Week 37 - I can't remember anything interesting happening - school, school, and more school.  Ian finished up his oral antibiotics for impetigo and it finally looks like it is healing!  My first long term sub canceled on me.  So I started my search for another one.  The baby really likes to stick his butt out - several times a day my stomach will bulge on the right side near my belly button.  I have decided that it is his butt and I give him a few pats each time he sticks his derriere out.  

Week 38 - We were productive.  It finally seemed real enough that we are possibly having a baby so we installed the car seat bases, assembled the stroller, and put together a swing that some friends loaned us.  I washed a bunch of blankets, burp clothes, and one sleeper.  We went out to eat at some "nicer" restaurants that we had gift cards for (thank you Calc 3 students!).  We decided on a name (we think).  (And that was all basically in one afternoon).  My second long term sub canceled on me.  We had a doctor's appointment and my sugar was elevated (of course!) so they want me to come back in a week.

39 weeks 2 days
Week 39 - Long term sub #3 is the charm (finger crossed - she has not canceled yet).  It was a relaxed week at work in some ways.  There was a lot of state testing and so fewer classes to teach, but I did my best to crank out 6 weeks of sub plans and stay caught up.  I treated myself to a Starbucks and a pedicure.  My ankles and fingers just started to swell this week and they are not underachievers in the swelling department.  I am not ready for the baby to come yet, so I stopped exercising (which why I think the swelling came on so quickly).  The good news - it does not hurt at all.  

Waiting for my toes to dry and watching my belly physically move when the baby moves

I keep waiting to get to the stage of, "I am so big.  I can't sleep.  I am so uncomfortable.  Just come already, Baby!"  But it has not happened yet.  I feel pretty good and I once I fall asleep I am good for the rest of the night.  I had one poor night of sleep where I kept waking up with intense back pain and a horrible leg cramp.  I was concerned that I was maybe going into labor, but the next day everything was normal.  I mentioned to nurse practitioner that I hope to make it 41 weeks and 4 days and she told me that I was the first person she had ever heard that from.  We shall see.  {I would try to make it to 42 weeks, but the nurse practitioner has already said 41.5 weeks is the limit.}

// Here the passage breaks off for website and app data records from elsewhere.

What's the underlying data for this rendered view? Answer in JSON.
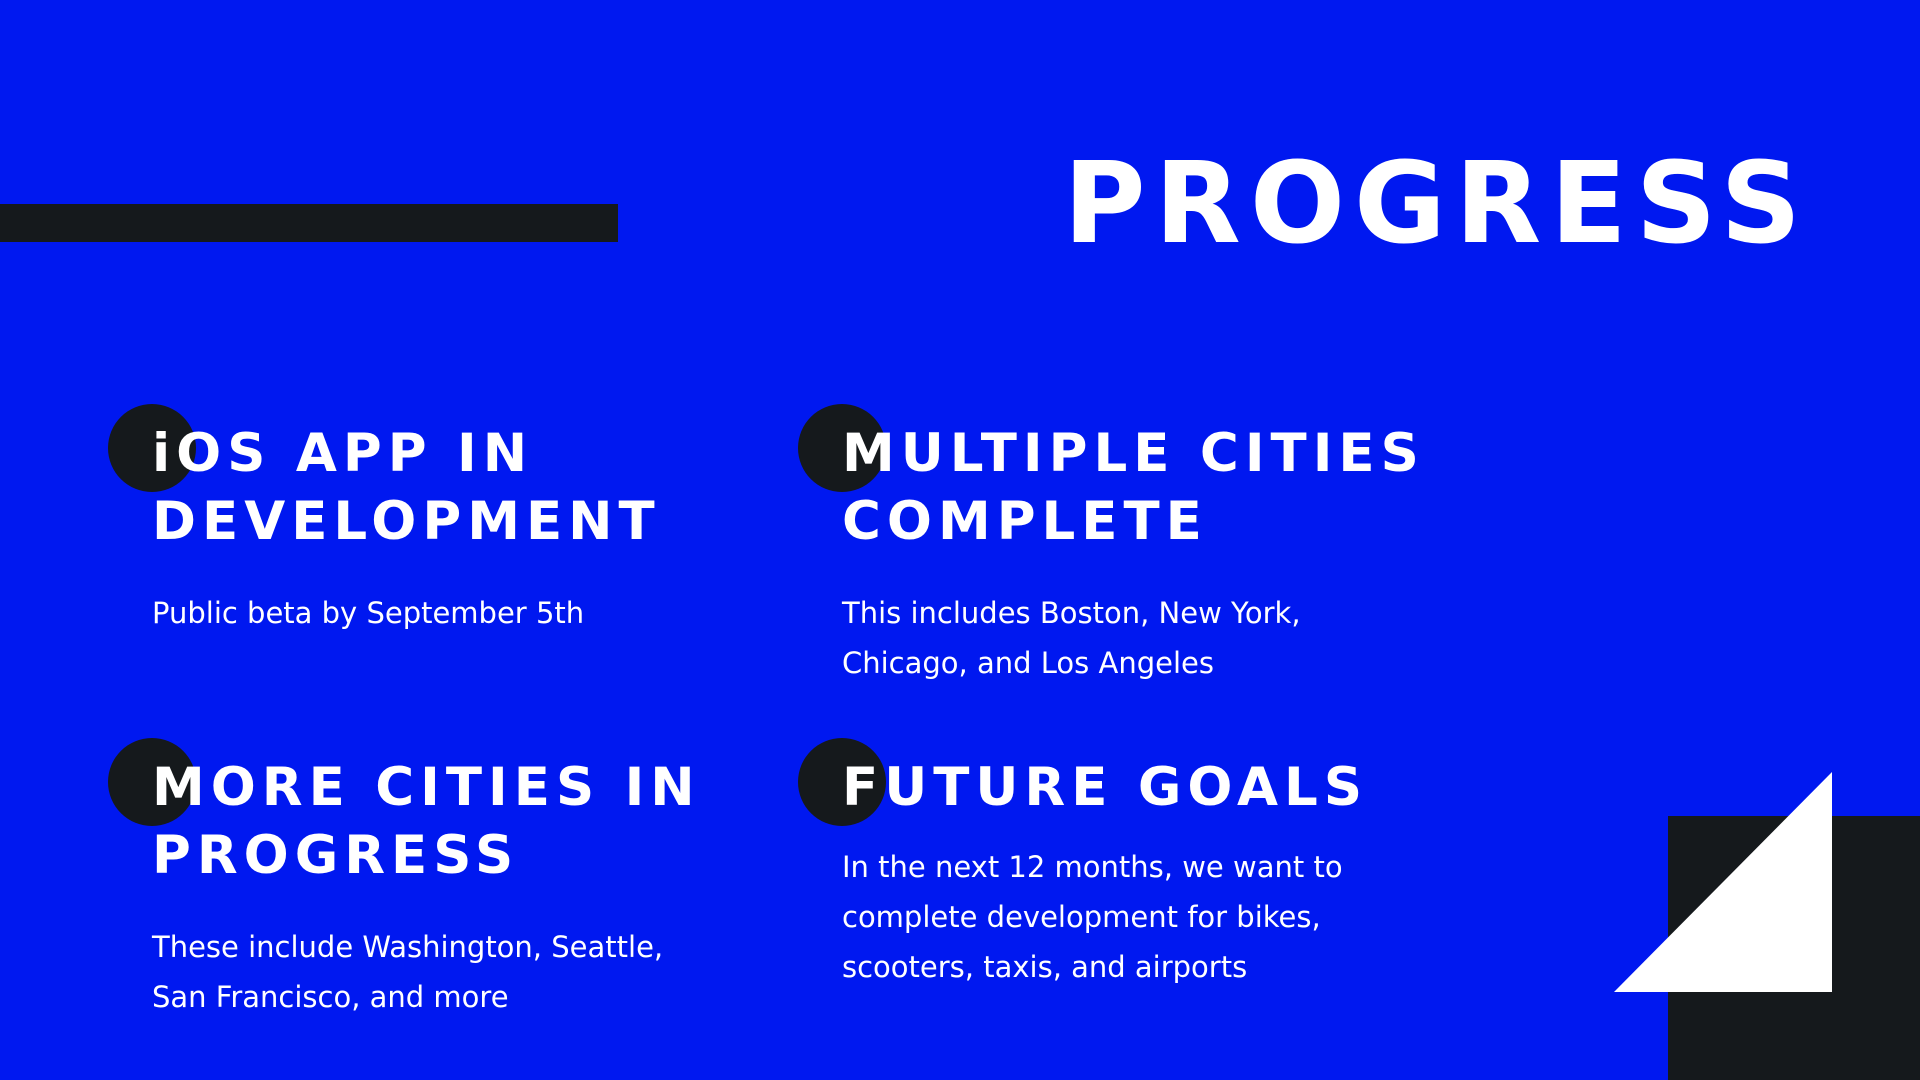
{
  "slide": {
    "title": "PROGRESS",
    "items": [
      {
        "title_line1": "iOS APP IN",
        "title_line2": "DEVELOPMENT",
        "text_line1": "Public beta by September 5th"
      },
      {
        "title_line1": "MULTIPLE CITIES",
        "title_line2": "COMPLETE",
        "text_line1": "This includes Boston, New York,",
        "text_line2": "Chicago, and Los Angeles"
      },
      {
        "title_line1": "MORE CITIES IN",
        "title_line2": "PROGRESS",
        "text_line1": "These include Washington, Seattle,",
        "text_line2": "San Francisco, and more"
      },
      {
        "title_line1": "FUTURE GOALS",
        "text_line1": "In the next 12 months, we want to",
        "text_line2": "complete development for bikes,",
        "text_line3": "scooters, taxis, and airports"
      }
    ]
  },
  "colors": {
    "background": "#0018f0",
    "dark": "#15191c",
    "text": "#ffffff"
  }
}
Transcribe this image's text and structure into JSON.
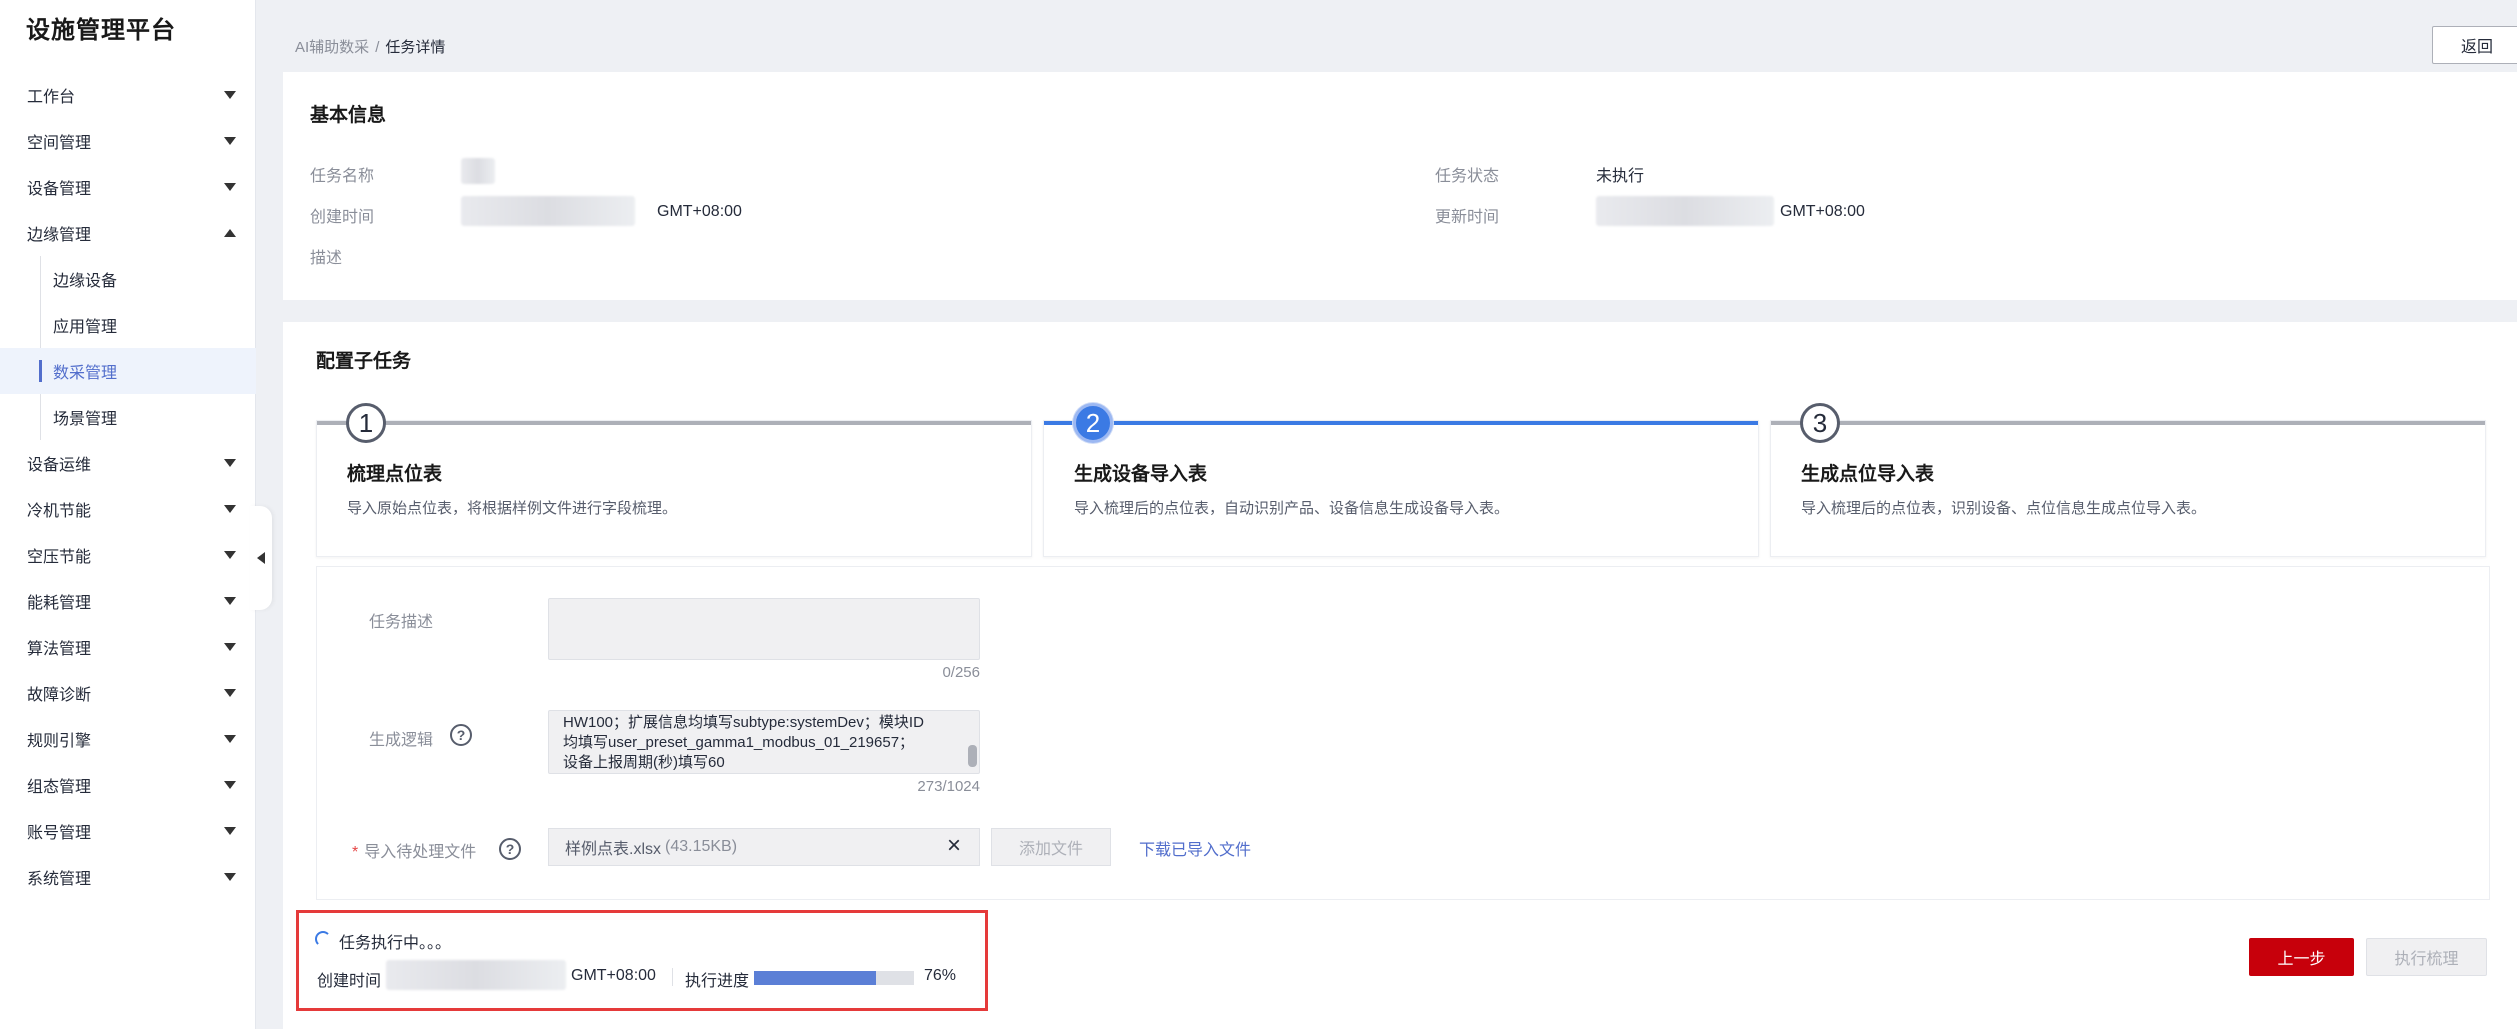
{
  "brand": "设施管理平台",
  "sidebar": {
    "items": [
      {
        "label": "工作台",
        "type": "group",
        "expanded": false
      },
      {
        "label": "空间管理",
        "type": "group",
        "expanded": false
      },
      {
        "label": "设备管理",
        "type": "group",
        "expanded": false
      },
      {
        "label": "边缘管理",
        "type": "group",
        "expanded": true
      },
      {
        "label": "边缘设备",
        "type": "sub"
      },
      {
        "label": "应用管理",
        "type": "sub"
      },
      {
        "label": "数采管理",
        "type": "sub",
        "active": true
      },
      {
        "label": "场景管理",
        "type": "sub"
      },
      {
        "label": "设备运维",
        "type": "group",
        "expanded": false
      },
      {
        "label": "冷机节能",
        "type": "group",
        "expanded": false
      },
      {
        "label": "空压节能",
        "type": "group",
        "expanded": false
      },
      {
        "label": "能耗管理",
        "type": "group",
        "expanded": false
      },
      {
        "label": "算法管理",
        "type": "group",
        "expanded": false
      },
      {
        "label": "故障诊断",
        "type": "group",
        "expanded": false
      },
      {
        "label": "规则引擎",
        "type": "group",
        "expanded": false
      },
      {
        "label": "组态管理",
        "type": "group",
        "expanded": false
      },
      {
        "label": "账号管理",
        "type": "group",
        "expanded": false
      },
      {
        "label": "系统管理",
        "type": "group",
        "expanded": false
      }
    ]
  },
  "breadcrumb": {
    "parent": "AI辅助数采",
    "separator": "/",
    "current": "任务详情"
  },
  "back_label": "返回",
  "basic": {
    "title": "基本信息",
    "task_name_label": "任务名称",
    "created_label": "创建时间",
    "created_suffix": "GMT+08:00",
    "desc_label": "描述",
    "status_label": "任务状态",
    "status_value": "未执行",
    "updated_label": "更新时间",
    "updated_suffix": "GMT+08:00"
  },
  "config": {
    "title": "配置子任务",
    "steps": [
      {
        "num": "1",
        "title": "梳理点位表",
        "desc": "导入原始点位表，将根据样例文件进行字段梳理。",
        "active": false
      },
      {
        "num": "2",
        "title": "生成设备导入表",
        "desc": "导入梳理后的点位表，自动识别产品、设备信息生成设备导入表。",
        "active": true
      },
      {
        "num": "3",
        "title": "生成点位导入表",
        "desc": "导入梳理后的点位表，识别设备、点位信息生成点位导入表。",
        "active": false
      }
    ]
  },
  "form": {
    "task_desc_label": "任务描述",
    "task_desc_counter": "0/256",
    "logic_label": "生成逻辑",
    "logic_lines": [
      "HW100；扩展信息均填写subtype:systemDev；模块ID",
      "均填写user_preset_gamma1_modbus_01_219657；",
      "设备上报周期(秒)填写60"
    ],
    "logic_counter": "273/1024",
    "file_label": "导入待处理文件",
    "required_mark": "*",
    "file_name": "样例点表.xlsx",
    "file_size": "(43.15KB)",
    "add_file": "添加文件",
    "download_link": "下载已导入文件"
  },
  "status": {
    "text": "任务执行中。。。",
    "created_label": "创建时间",
    "created_suffix": "GMT+08:00",
    "progress_label": "执行进度",
    "progress_value": 76,
    "progress_text": "76%"
  },
  "buttons": {
    "prev": "上一步",
    "execute": "执行梳理"
  }
}
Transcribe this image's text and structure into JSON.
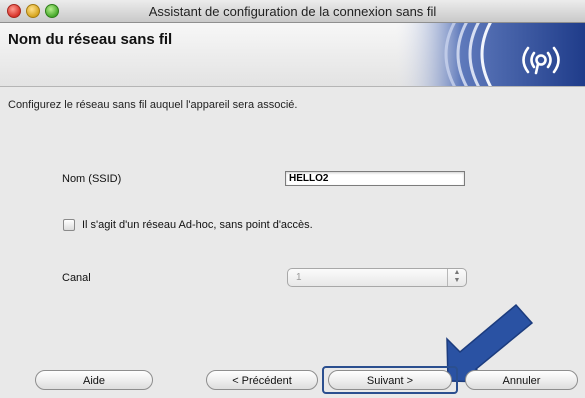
{
  "window": {
    "title": "Assistant de configuration de la connexion sans fil"
  },
  "header": {
    "title": "Nom du réseau sans fil",
    "banner_icon": "wireless-signal-icon"
  },
  "content": {
    "instruction": "Configurez le réseau sans fil auquel l'appareil sera associé.",
    "ssid_label": "Nom (SSID)",
    "ssid_value": "HELLO2",
    "adhoc_label": "Il s'agit d'un réseau Ad-hoc, sans point d'accès.",
    "adhoc_checked": false,
    "channel_label": "Canal",
    "channel_value": "1"
  },
  "buttons": {
    "help": "Aide",
    "previous": "< Précédent",
    "next": "Suivant >",
    "cancel": "Annuler"
  },
  "colors": {
    "banner": "#2f4f9c",
    "arrow": "#2a52a3",
    "focus": "#2b4f8f"
  }
}
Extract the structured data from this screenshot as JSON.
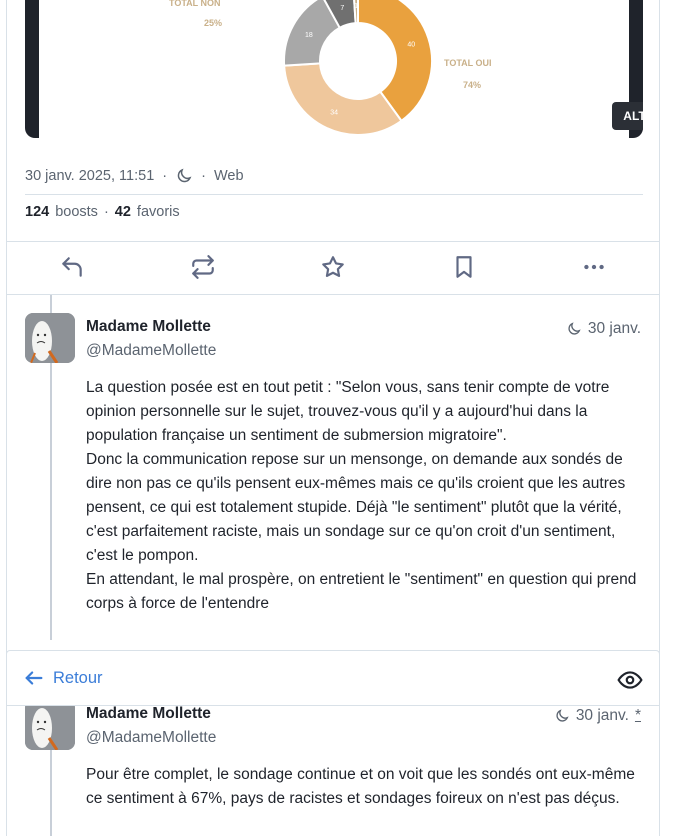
{
  "post": {
    "media": {
      "alt_badge": "ALT",
      "chart_labels": {
        "total_non": "TOTAL NON",
        "total_non_pct": "25%",
        "total_oui": "TOTAL OUI",
        "total_oui_pct": "74%"
      }
    },
    "meta": {
      "date": "30 janv. 2025, 11:51",
      "sep1": "·",
      "sep2": "·",
      "visibility_icon": "moon-icon",
      "app": "Web"
    },
    "counts": {
      "boosts": "124",
      "boosts_label": "boosts",
      "sep": "·",
      "favs": "42",
      "favs_label": "favoris"
    },
    "actions": [
      "reply-icon",
      "boost-icon",
      "star-icon",
      "bookmark-icon",
      "more-icon"
    ]
  },
  "chart_data": {
    "type": "pie",
    "categories": [
      "",
      "",
      "",
      "",
      ""
    ],
    "values": [
      40,
      34,
      18,
      7,
      1
    ],
    "labels": [
      "40",
      "34",
      "18",
      "7",
      "1"
    ],
    "colors": [
      "#e9a13e",
      "#efc79c",
      "#a8a8a8",
      "#707070",
      "#c8b08a"
    ]
  },
  "reply1": {
    "author": "Madame Mollette",
    "handle": "@MadameMollette",
    "date": "30 janv.",
    "paragraphs": [
      "La question posée est en tout petit : \"Selon vous, sans tenir compte de votre opinion personnelle sur le sujet, trouvez-vous qu'il y a aujourd'hui dans la population française un sentiment de submersion migratoire\".",
      "Donc la communication repose sur un mensonge, on demande aux sondés de dire non pas ce qu'ils pensent eux-mêmes mais ce qu'ils croient que les autres pensent, ce qui est totalement stupide. Déjà \"le sentiment\" plutôt que la vérité, c'est parfaitement raciste, mais un sondage sur ce qu'on croit d'un sentiment, c'est le pompon.",
      "En attendant,  le mal prospère, on entretient le \"sentiment\" en question qui prend corps à force de l'entendre"
    ]
  },
  "backbar": {
    "label": "Retour"
  },
  "reply2": {
    "author": "Madame Mollette",
    "handle": "@MadameMollette",
    "date": "30 janv.",
    "edited_mark": "*",
    "text": "Pour être complet, le sondage continue et on voit que les sondés ont eux-même ce sentiment à 67%, pays de racistes et sondages foireux on n'est pas déçus."
  }
}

At this point, I keep comparing my pregnancy to a marathon.  A marathon is 26.2 miles, which is 42.195 kilometers (and yes, they mark each and every km in Korea when you run a marathon). So I have told myself a week = a kilometer.  At this point, I am somewhere between 24.5-25 miles into my 26.2 miles analogy.  24.5 miles is not a fun spot to be and you are so close, yet so far.  At 24.5 miles, you just put your head down and get through it.  I would definitely take 40 weeks pregnant over hanging out at 24.8 miles of a marathon.  All of that to say, it gives me a good perspective and helps me stay patient.